1st Place: Red Rabbit Team, Joel Ye, Dhruv Batra, Abhishek Das, Erik Wijmans presents Auxiliary Tasks and Exploration Enable ObjectNav approach:

1st Place talk slides download.

2nd Place: Habitat on Web Team Ram Ramrakhya, Eric Undersander, Devi Parikh, Dhruv Batra, Abhishek Das presents Learning Exploration for ObjectNav using Human Demonstrations approach:

2nd Place talk slides download.


Citing Habitat Challenge 2021

Please cite the following paper for details about the 2021 PointNav challenge:

  title     =     {Sim2{R}eal {P}redictivity: {D}oes {E}valuation in {S}imulation {P}redict {R}eal-{W}orld {P}erformance?},
  author    =     {{Abhishek Kadian*} and {Joanne Truong*} and Aaron Gokaslan and Alexander Clegg and Erik Wijmans and Stefan Lee and Manolis Savva and Sonia Chernova and Dhruv Batra},
  journal   =   {IEEE Robotics and Automation Letters},
  year      =   {2020},
  volume    =   {5},
  number    =   {4},
  pages     =   {6670-6677},

Please cite the following paper for details about the 2021 ObjectNav challenge:

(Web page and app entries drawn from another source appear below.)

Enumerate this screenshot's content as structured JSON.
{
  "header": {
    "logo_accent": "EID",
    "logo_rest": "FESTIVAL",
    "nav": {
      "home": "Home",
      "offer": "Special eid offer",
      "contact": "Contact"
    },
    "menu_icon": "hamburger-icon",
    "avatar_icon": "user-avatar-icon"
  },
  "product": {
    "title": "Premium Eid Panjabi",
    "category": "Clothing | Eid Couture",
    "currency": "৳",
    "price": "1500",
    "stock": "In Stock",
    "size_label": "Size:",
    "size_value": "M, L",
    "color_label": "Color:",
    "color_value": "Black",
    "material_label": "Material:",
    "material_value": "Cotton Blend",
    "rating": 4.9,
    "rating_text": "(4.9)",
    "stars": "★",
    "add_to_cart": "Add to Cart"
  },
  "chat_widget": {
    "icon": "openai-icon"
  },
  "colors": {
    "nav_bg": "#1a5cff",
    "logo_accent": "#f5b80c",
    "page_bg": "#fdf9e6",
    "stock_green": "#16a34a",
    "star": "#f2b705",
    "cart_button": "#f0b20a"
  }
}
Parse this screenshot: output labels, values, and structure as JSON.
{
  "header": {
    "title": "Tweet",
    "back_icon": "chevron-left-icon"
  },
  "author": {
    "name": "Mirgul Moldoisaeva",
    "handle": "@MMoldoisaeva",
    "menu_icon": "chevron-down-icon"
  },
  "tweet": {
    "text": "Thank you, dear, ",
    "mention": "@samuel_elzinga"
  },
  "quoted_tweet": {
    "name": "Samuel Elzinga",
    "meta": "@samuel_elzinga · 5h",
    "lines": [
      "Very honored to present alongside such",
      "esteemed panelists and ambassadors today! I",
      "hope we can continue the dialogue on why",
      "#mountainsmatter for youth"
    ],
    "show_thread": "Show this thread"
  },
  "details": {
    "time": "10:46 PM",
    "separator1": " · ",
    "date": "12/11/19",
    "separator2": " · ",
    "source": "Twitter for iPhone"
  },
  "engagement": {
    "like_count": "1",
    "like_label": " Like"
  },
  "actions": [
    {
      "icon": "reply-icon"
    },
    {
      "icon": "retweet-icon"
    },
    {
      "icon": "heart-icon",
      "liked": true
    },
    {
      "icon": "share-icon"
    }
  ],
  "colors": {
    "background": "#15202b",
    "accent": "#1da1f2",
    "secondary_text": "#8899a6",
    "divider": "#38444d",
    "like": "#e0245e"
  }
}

  title     =     {Object{N}av {R}evisited: {O}n {E}valuation of {E}mbodied {A}gents {N}avigating to {O}bjects},
  author    =     {Dhruv Batra and Aaron Gokaslan and Aniruddha Kembhavi and Oleksandr Maksymets and Roozbeh Mottaghi and Manolis Savva and Alexander Toshev and Erik Wijmans},
  booktitle =     {arXiv:2006.13171},
  year      =     {2020}


The Habitat challenge would not have been possible without the infrastructure and support of EvalAI team. We also thank the work behind Gibson and Matterport3D datasets.


^ Habitat: A Platform for Embodied AI Research. Manolis Savva*, Abhishek Kadian*, Oleksandr Maksymets*, Yili Zhao, Erik Wijmans, Bhavana Jain, Julian Straub, Jia Liu, Vladlen Koltun, Jitendra Malik, Devi Parikh, Dhruv Batra. IEEE/CVF International Conference on Computer Vision (ICCV), 2019.
^ a b c On evaluation of embodied navigation agents. Peter Anderson, Angel Chang, Devendra Singh Chaplot, Alexey Dosovitskiy, Saurabh Gupta, Vladlen Koltun, Jana Kosecka, Jitendra Malik, Roozbeh Mottaghi, Manolis Savva, Amir R. Zamir. arXiv:1807.06757, 2018.
^ Are We Making Real Progress in Simulated Environments? Measuring the Sim2Real Gap in Embodied Visual Navigation. Abhishek Kadian*, Joanne Truong*, Aaron Gokaslan, Alexander Clegg, Erik Wijmans, Stefan Lee, Manolis Savva, Sonia Chernova, Dhruv Batra. arXiv:1912.06321, 2019.


Challenge starts February 17, 2021
Leaderboard opens March 1, 2021
Challenge submission deadline May 31, 2021


Facebook AI Research


For details on how to participate, submit , and train agents, refer to github.com/habitat-challenge repository.

Please note that the latest submission to the test-challenge split will be used for final evaluation.


Facebook AI Research